Radio spectrum is a finite resource and it should therefore come as no surprise that radio systems are a particularly hot area of research. Whilst ever more advanced schemes for modulation, digital encoding and spectrum access promise increased efficiency, step upgrades more often than not require new hardware. As has been evidenced in the evolution of mobile telephony from analogue to GSM and 2.5G (GPRS) to 3G, and similarly in the evolution of wireless computer networks. A disruptive development in radio technology promises to change this and to bring an unprecedented flexibility to radio systems, and one similar to that which programming brought to the task of machine computation. Despite, or perhaps due to being at the cutting edge there are a number of open source hardware projects concerned with developing software-defined radio (SDR) technology.

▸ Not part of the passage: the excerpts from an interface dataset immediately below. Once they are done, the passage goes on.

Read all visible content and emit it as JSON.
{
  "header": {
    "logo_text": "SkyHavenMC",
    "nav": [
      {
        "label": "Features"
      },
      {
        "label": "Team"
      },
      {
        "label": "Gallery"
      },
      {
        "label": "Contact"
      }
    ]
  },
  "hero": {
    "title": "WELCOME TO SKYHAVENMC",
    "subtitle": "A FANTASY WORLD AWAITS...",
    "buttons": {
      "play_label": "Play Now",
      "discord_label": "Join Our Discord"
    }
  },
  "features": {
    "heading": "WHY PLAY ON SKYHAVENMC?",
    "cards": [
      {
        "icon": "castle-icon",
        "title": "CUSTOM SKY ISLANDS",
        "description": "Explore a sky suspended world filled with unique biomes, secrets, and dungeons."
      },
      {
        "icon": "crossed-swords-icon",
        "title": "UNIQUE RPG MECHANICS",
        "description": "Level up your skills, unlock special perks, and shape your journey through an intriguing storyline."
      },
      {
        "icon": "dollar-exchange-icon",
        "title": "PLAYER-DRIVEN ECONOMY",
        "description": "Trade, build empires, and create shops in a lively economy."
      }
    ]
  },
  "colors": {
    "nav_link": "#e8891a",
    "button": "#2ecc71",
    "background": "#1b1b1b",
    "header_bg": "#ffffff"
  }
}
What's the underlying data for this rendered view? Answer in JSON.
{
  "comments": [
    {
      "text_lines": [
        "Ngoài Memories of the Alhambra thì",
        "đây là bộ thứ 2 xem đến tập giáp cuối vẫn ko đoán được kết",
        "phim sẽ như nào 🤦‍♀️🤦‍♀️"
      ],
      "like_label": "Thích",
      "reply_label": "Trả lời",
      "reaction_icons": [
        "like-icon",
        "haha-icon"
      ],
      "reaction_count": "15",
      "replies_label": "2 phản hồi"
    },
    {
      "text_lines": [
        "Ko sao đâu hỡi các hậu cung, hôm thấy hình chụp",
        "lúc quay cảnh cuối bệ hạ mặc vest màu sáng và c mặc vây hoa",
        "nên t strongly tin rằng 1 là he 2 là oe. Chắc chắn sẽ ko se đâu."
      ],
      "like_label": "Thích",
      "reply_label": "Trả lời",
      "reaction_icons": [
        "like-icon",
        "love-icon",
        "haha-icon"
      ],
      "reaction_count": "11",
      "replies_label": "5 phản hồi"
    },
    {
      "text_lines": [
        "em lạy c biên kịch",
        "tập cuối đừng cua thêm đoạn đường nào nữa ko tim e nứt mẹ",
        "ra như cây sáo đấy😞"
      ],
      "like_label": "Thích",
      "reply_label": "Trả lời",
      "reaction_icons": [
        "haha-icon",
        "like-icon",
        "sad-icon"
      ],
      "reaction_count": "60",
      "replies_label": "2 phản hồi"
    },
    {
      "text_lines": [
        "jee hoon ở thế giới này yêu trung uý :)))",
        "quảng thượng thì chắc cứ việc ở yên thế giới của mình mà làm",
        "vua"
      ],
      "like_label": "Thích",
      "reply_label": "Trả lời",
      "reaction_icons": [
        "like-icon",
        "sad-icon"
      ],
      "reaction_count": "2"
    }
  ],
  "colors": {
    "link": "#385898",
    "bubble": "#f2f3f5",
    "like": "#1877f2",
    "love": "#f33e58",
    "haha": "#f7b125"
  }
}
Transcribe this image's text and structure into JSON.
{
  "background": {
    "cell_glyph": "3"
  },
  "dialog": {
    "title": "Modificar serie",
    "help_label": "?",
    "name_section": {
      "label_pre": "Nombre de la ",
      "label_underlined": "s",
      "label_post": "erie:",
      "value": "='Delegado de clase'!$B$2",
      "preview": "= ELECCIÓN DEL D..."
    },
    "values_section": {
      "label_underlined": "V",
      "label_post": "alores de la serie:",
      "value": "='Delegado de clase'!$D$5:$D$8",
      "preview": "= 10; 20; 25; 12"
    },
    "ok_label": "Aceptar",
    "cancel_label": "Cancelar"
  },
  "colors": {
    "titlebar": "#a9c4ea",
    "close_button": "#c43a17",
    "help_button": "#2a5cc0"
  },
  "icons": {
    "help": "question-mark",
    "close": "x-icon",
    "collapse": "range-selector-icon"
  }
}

As with the earliest developments in radio systems radio amateurs are once again at the forefront, and at this month's meeting we will have a presentation on the comprehensive HPSDR platform.
HPSDR - High Performance Software Defined Radio
HPSDR is an open source (GNU type) hardware and software project intended as the "next generation" software-defined radio for radio amateurs and shortwave listeners. It is being developed by a group of software-defined radio enthusiasts around the world, and in a modular hardware fashion to help promote experimentation by both hardware and software developers.
John Melton has held an amateur radio license since 1984 when he was first licensed as N6LYT while living and working in California, and he was assigned the UK callsign of G0ORX on moving back to the UK. He became interested in developing open source software in 1990 with the launch of AMSAT Oscar 16, an amateur radio satellite with a store and forward messaging payload. He developed an open source software package to communicate with the satellite that ran on Linux (pre 1.0) and subsequently wrote an open source fully automated satellite ground station software package in Java. John has been a software engineer since 1970 when he was employed by Burroughs Corporation, and for the last 14 years he has worked for Sun Microsystems who were acquired by Oracle this year.
Open Discussion - Ideas for Future Meetings
Themes, speakers, venues - it's all up for grabs! Have your say and help shape future OSHUG meetings. Offer to present, suggest a speaker or sit quietly until it's time to cross the road to the pub...